[TASK TO CARRY OUT]
Could you find every line in the entries below that holds the word "kind" and copy it?
───
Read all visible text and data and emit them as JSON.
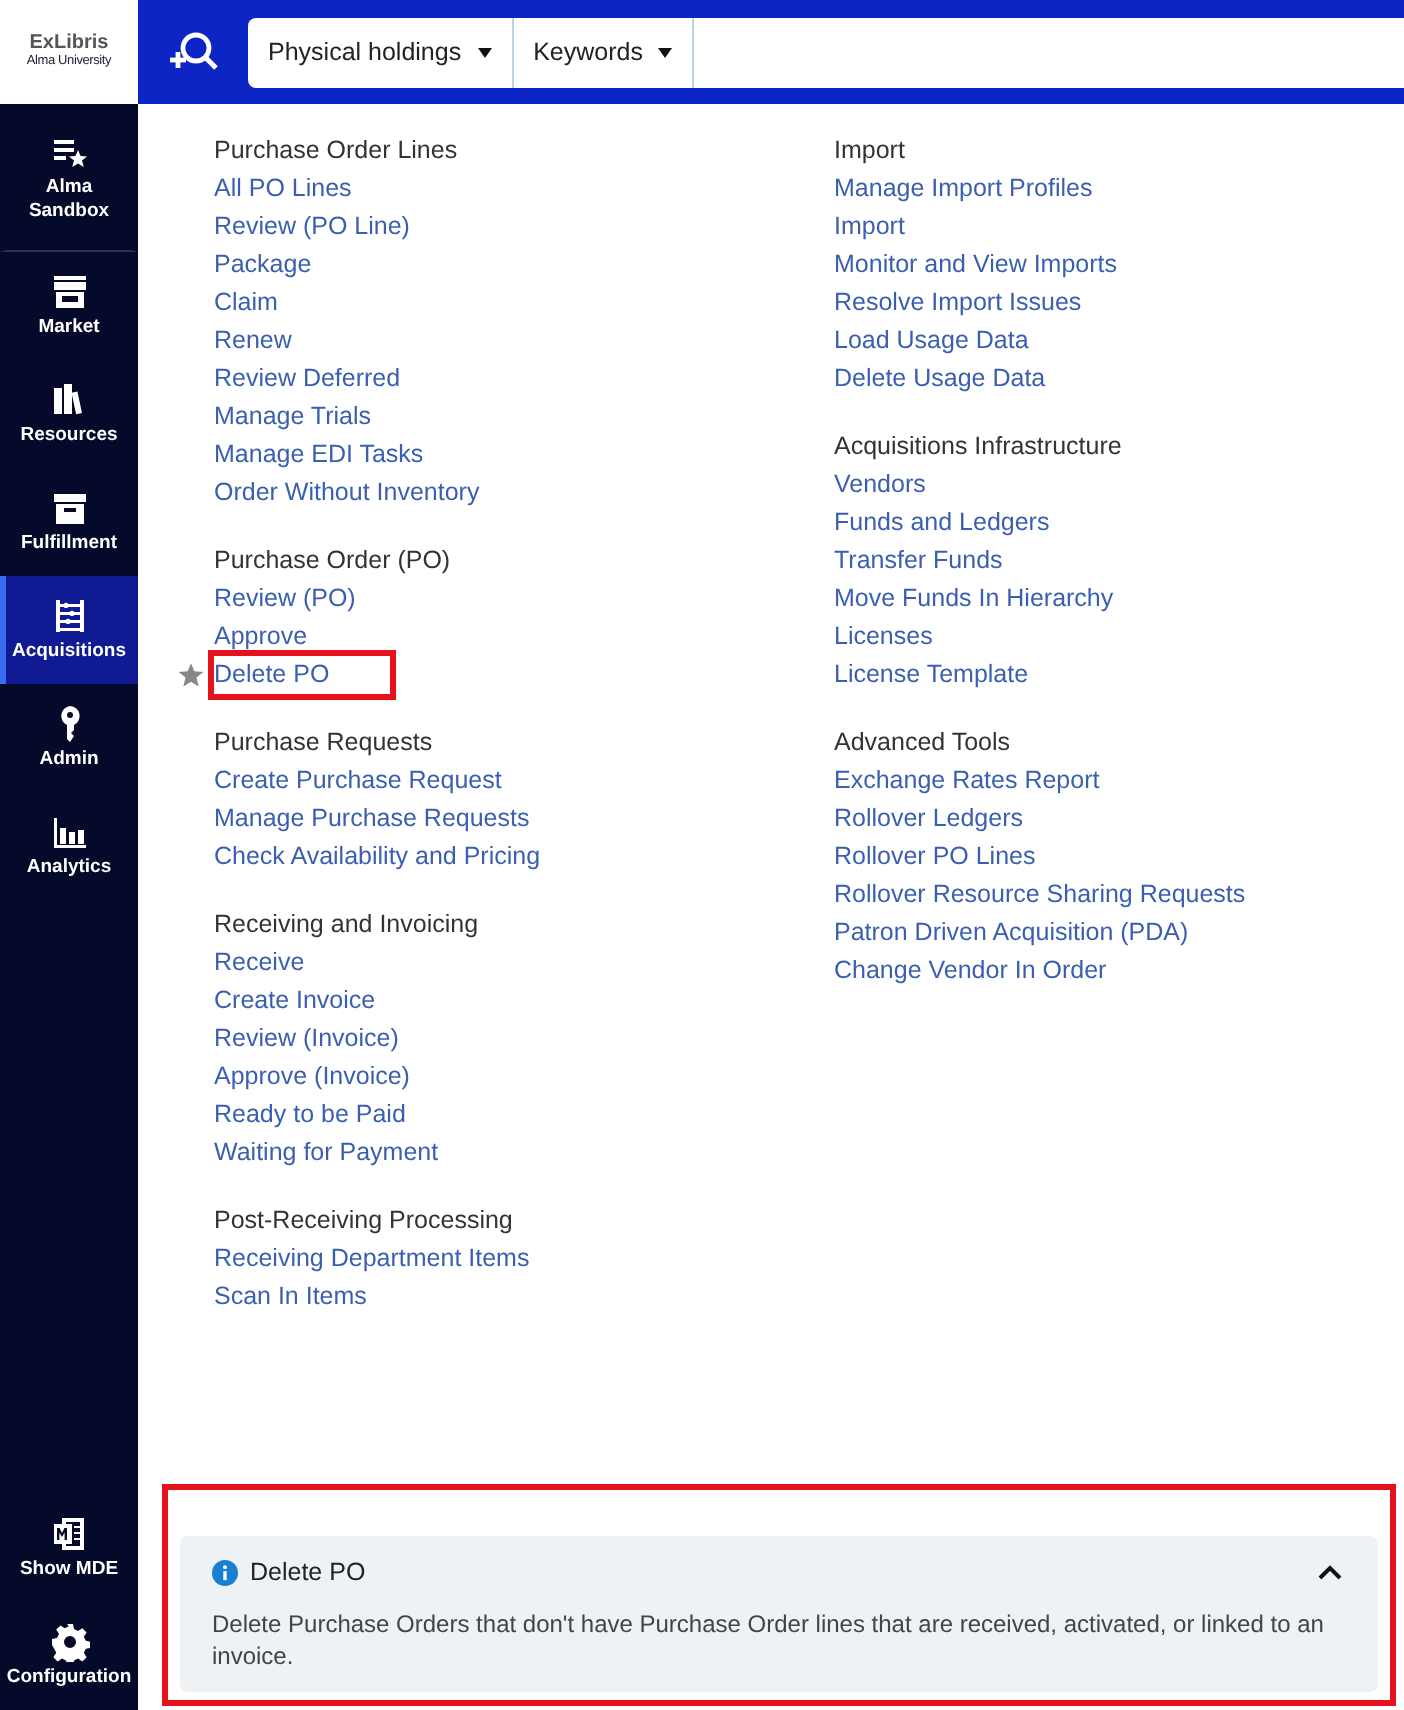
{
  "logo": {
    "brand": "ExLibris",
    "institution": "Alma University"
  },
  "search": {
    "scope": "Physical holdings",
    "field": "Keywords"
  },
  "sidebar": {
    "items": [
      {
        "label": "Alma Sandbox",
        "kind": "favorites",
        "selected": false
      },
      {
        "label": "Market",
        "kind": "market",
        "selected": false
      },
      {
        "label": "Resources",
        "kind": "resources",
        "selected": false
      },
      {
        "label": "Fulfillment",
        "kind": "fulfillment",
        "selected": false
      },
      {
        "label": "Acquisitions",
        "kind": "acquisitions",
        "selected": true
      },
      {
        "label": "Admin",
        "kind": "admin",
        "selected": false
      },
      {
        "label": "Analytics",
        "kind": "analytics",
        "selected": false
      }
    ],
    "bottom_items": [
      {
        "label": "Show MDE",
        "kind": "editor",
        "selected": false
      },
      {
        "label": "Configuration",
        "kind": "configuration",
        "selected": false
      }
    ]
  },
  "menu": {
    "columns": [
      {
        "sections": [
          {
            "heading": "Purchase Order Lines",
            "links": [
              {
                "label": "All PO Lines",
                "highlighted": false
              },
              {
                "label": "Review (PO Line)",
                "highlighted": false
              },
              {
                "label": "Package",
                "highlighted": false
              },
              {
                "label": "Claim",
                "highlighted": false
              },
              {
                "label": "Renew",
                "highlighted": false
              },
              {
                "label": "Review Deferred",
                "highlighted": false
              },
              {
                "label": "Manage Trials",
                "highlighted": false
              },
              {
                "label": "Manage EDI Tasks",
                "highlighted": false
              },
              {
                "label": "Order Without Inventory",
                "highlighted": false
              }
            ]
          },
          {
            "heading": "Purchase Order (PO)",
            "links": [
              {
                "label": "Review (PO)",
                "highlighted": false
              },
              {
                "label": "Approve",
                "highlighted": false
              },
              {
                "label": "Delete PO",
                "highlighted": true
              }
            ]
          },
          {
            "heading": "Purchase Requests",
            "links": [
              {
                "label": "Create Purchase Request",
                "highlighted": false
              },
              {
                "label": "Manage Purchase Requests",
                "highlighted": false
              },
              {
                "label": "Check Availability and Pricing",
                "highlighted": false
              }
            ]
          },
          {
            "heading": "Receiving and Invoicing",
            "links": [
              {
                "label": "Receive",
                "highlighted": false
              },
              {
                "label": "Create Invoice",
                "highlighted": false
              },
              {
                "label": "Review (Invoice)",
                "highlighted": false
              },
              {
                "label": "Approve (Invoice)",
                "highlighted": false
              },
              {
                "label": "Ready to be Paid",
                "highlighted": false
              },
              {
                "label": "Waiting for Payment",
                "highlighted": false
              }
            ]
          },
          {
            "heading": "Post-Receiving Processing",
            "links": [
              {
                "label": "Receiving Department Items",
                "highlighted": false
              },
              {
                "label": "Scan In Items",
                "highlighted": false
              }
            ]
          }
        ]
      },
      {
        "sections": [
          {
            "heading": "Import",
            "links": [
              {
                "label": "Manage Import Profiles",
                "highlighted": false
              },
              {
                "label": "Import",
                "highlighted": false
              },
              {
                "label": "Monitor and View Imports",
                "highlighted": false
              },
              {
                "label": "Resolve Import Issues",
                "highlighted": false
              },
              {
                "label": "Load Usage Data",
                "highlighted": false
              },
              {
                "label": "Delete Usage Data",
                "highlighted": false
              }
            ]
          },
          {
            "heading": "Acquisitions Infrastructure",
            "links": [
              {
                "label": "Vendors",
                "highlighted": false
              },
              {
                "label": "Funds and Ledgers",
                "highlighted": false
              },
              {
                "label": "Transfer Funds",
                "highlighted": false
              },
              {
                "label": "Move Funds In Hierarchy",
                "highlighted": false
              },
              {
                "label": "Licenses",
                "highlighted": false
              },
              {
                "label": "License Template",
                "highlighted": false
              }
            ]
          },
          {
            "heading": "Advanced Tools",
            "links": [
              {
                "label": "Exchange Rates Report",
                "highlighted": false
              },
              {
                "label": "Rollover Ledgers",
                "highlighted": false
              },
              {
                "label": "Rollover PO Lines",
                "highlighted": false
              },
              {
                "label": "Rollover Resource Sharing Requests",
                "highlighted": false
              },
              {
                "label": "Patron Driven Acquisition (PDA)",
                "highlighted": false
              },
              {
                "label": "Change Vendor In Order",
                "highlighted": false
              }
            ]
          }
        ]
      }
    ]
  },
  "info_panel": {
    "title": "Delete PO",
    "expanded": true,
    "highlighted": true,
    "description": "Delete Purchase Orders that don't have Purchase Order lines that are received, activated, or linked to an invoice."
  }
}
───
[EXPECTED ANSWER]
        "kind": "favorites",
        "kind": "market",
        "kind": "resources",
        "kind": "fulfillment",
        "kind": "acquisitions",
        "kind": "admin",
        "kind": "analytics",
        "kind": "editor",
        "kind": "configuration",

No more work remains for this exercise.